This time the block I threw up against the Skill was deliberate. King Verity had always complained that whenever I became fully engaged in battle or any dangerous activity, I blocked my Skill. Evidently Chade did the same. Interesting. But not as compelling as the blood that had now soaked my hand and sleeve, nor my own blood that was still dripping down my brow and gumming up my eyes.


Go back to where you had oats today. Get the others to follow you if you can. But go back and be safe there.

Go with you.

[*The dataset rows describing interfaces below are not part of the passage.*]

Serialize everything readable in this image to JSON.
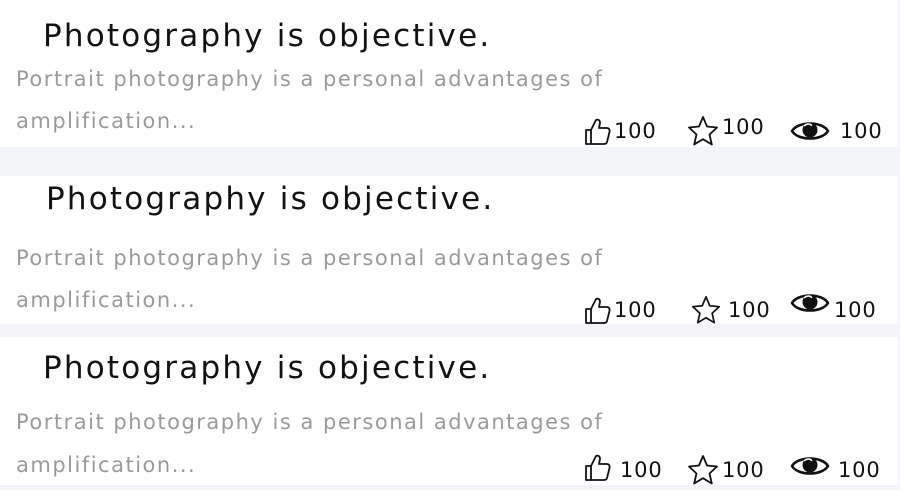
{
  "articles": [
    {
      "title": "Photography is objective.",
      "description_line1": "Portrait photography is a personal advantages of",
      "description_line2": "amplification...",
      "likes": "100",
      "favorites": "100",
      "views": "100"
    },
    {
      "title": "Photography is objective.",
      "description_line1": "Portrait photography is a personal advantages of",
      "description_line2": "amplification...",
      "likes": "100",
      "favorites": "100",
      "views": "100"
    },
    {
      "title": "Photography is objective.",
      "description_line1": "Portrait photography is a personal advantages of",
      "description_line2": "amplification...",
      "likes": "100",
      "favorites": "100",
      "views": "100"
    }
  ],
  "icons": {
    "like": "thumbs-up-icon",
    "favorite": "star-icon",
    "view": "eye-icon"
  },
  "colors": {
    "background": "#f3f5f8",
    "card": "#ffffff",
    "title": "#121212",
    "description": "#9a9a9a",
    "icon": "#111111"
  }
}
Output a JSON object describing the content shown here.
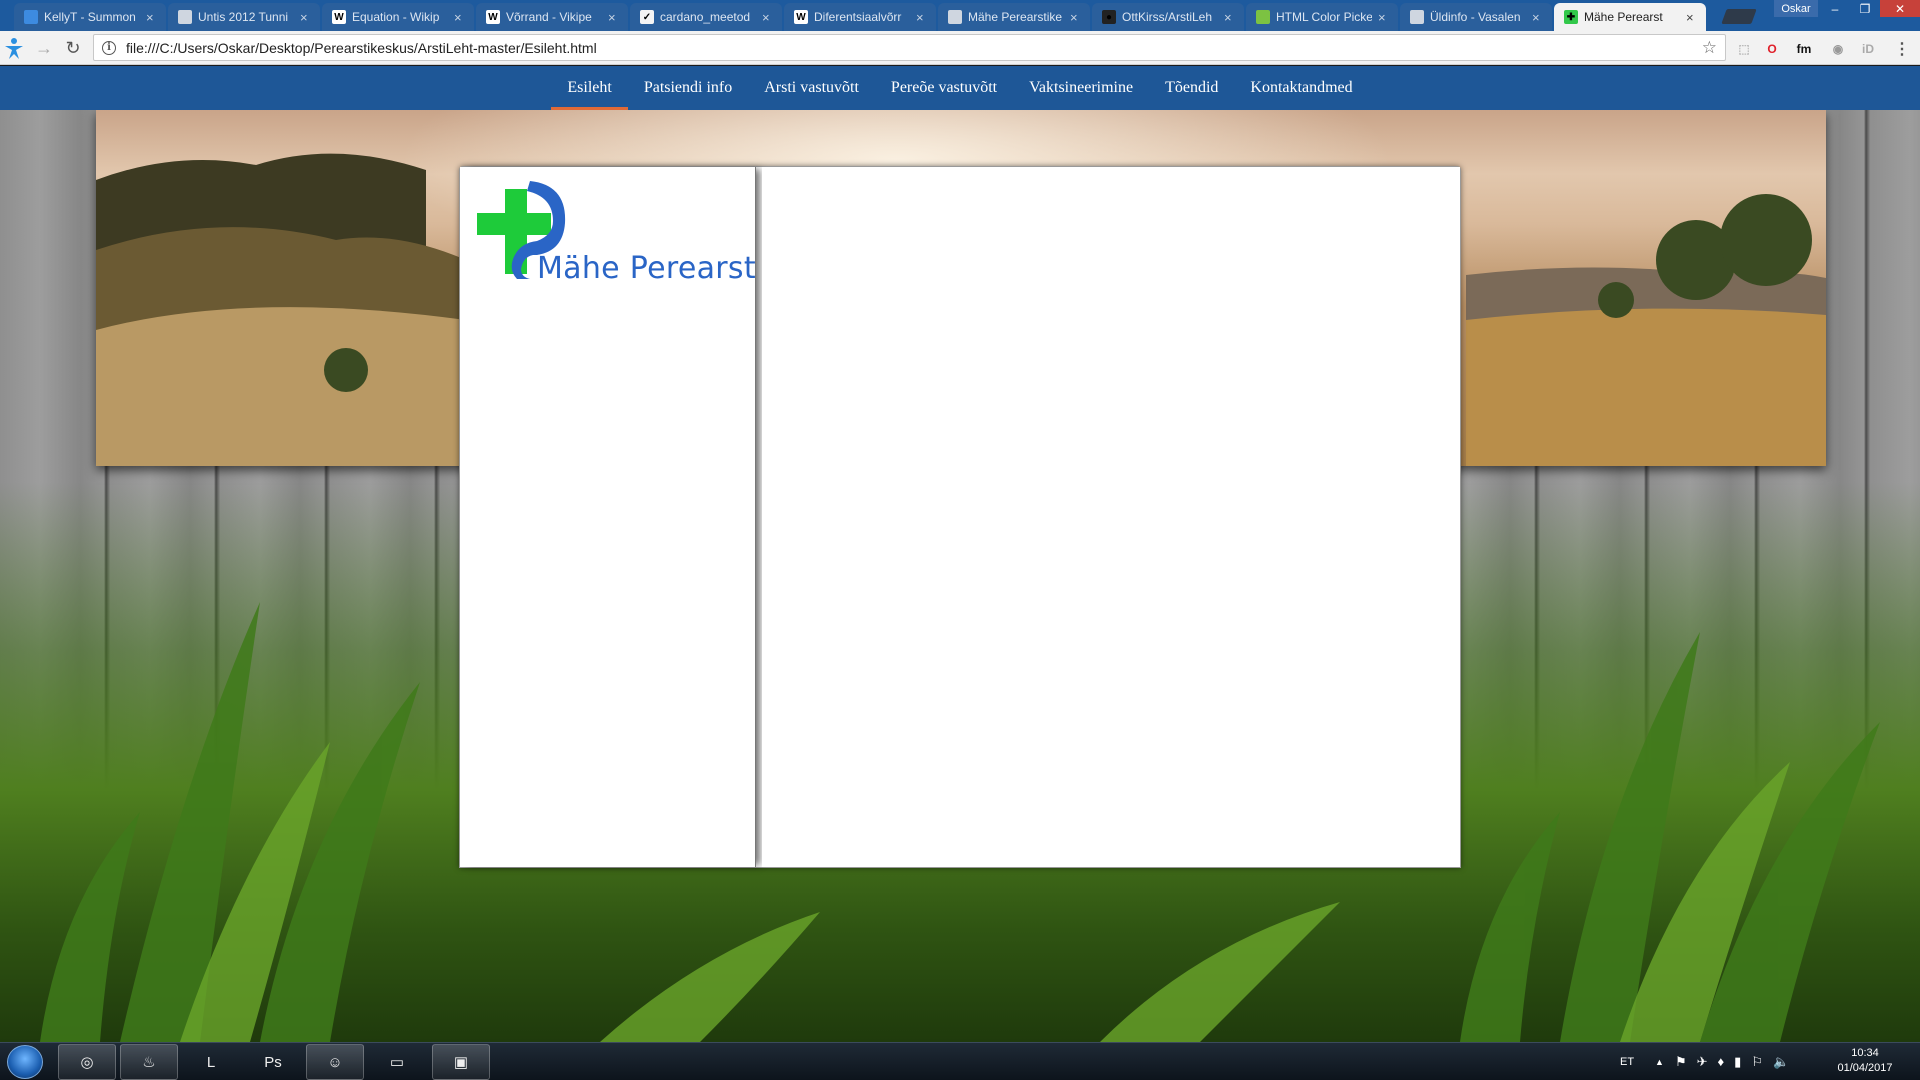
{
  "browser": {
    "tabs": [
      {
        "label": "KellyT - Summon",
        "icon_color": "#3d8be0",
        "icon_text": ""
      },
      {
        "label": "Untis 2012 Tunni",
        "icon_color": "#cfd6e0",
        "icon_text": ""
      },
      {
        "label": "Equation - Wikip",
        "icon_color": "#ffffff",
        "icon_text": "W"
      },
      {
        "label": "Võrrand - Vikipe",
        "icon_color": "#ffffff",
        "icon_text": "W"
      },
      {
        "label": "cardano_meetod",
        "icon_color": "#f4f4f4",
        "icon_text": "✓"
      },
      {
        "label": "Diferentsiaalvõrr",
        "icon_color": "#ffffff",
        "icon_text": "W"
      },
      {
        "label": "Mähe Perearstike",
        "icon_color": "#cfd6e0",
        "icon_text": ""
      },
      {
        "label": "OttKirss/ArstiLeh",
        "icon_color": "#222222",
        "icon_text": "●"
      },
      {
        "label": "HTML Color Picke",
        "icon_color": "#7cc242",
        "icon_text": ""
      },
      {
        "label": "Üldinfo - Vasalen",
        "icon_color": "#cfd6e0",
        "icon_text": ""
      },
      {
        "label": "Mähe Perearst",
        "icon_color": "#32c84a",
        "icon_text": "✚",
        "active": true
      }
    ],
    "tab_close": "×",
    "profile_name": "Oskar",
    "window_controls": {
      "minimize": "–",
      "restore": "❐",
      "close": "✕"
    },
    "nav": {
      "back": "←",
      "forward": "→",
      "reload": "↻"
    },
    "address": "file:///C:/Users/Oskar/Desktop/Perearstikeskus/ArstiLeht-master/Esileht.html",
    "info_glyph": "i",
    "bookmark_glyph": "☆",
    "extensions": [
      {
        "name": "extension-puzzle-icon",
        "glyph": "⬚",
        "color": "#bbbbbb"
      },
      {
        "name": "opera-icon",
        "glyph": "O",
        "color": "#e0202a"
      },
      {
        "name": "fm-icon",
        "glyph": "fm",
        "color": "#111111"
      },
      {
        "name": "ghost-icon",
        "glyph": "◉",
        "color": "#999999"
      },
      {
        "name": "id-icon",
        "glyph": "iD",
        "color": "#aaaaaa"
      }
    ],
    "menu_glyph": "⋮"
  },
  "site": {
    "nav_items": [
      "Esileht",
      "Patsiendi info",
      "Arsti vastuvõtt",
      "Pereõe vastuvõtt",
      "Vaktsineerimine",
      "Tõendid",
      "Kontaktandmed"
    ],
    "current_nav": 0,
    "accent": "#e06a37",
    "nav_bg": "#1e5797",
    "logo_text": "Mähe Perearst",
    "logo_green": "#1ecb3a",
    "logo_blue": "#2a65c6"
  },
  "taskbar": {
    "items": [
      {
        "name": "chrome-icon",
        "glyph": "◎",
        "pinned": true
      },
      {
        "name": "steam-icon",
        "glyph": "♨",
        "pinned": true
      },
      {
        "name": "league-icon",
        "glyph": "L",
        "pinned": false
      },
      {
        "name": "photoshop-icon",
        "glyph": "Ps",
        "pinned": false
      },
      {
        "name": "discord-icon",
        "glyph": "☺",
        "pinned": true
      },
      {
        "name": "file-explorer-icon",
        "glyph": "▭",
        "pinned": false
      },
      {
        "name": "control-panel-icon",
        "glyph": "▣",
        "pinned": true
      }
    ],
    "language": "ET",
    "tray_arrow": "▲",
    "time": "10:34",
    "date": "01/04/2017"
  }
}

I closed my Wit to her. The roan was a beautiful horse, shimmering with spirit and intelligence. She was reaching for me strongly, seeking a bond I could not allow. I had no time to be that important to any creature, not until I had regained my little girl. And perhaps not then. I sensed the horses confusion and disappointment. I could not let it touch my heart. Nothing could touch my heart until Bee was safe again.

The stone, I told Chade. He nodded, saving his breath. The snow was deep and the path to the stone only partially broken. I waded side-on in the deep snow, letting Chade benefit from the path I made. He moved his legs, but I was taking most of his weight. My shoulder reminded me of the slice on the tip of it. We reached the stone with Chade leaning heavily on me. Catch your breath for a minute, I suggested. He managed to shake his head.

No. He barely breathed the word. Going to faint. Get through while Im conscious.

Too dangerous, I objected, but he lifted the bloody hand that had been clutching his side. I couldnt stop him, and I barely had time to focus my Skill before he slapped the stone and we were snatched inside.

It was wrong. For an instant, I was clutching Chade as we entered the stone. But as he dragged me in behind him, my Skill-sense of him winked out. I gripped naught but deadweight. I could not sense him and I fell through the sea of stars, plummeting in a place that had no bottom.

Chapter Fourteen Elfbark | Fool's Quest | Chapter Sixteen The Journey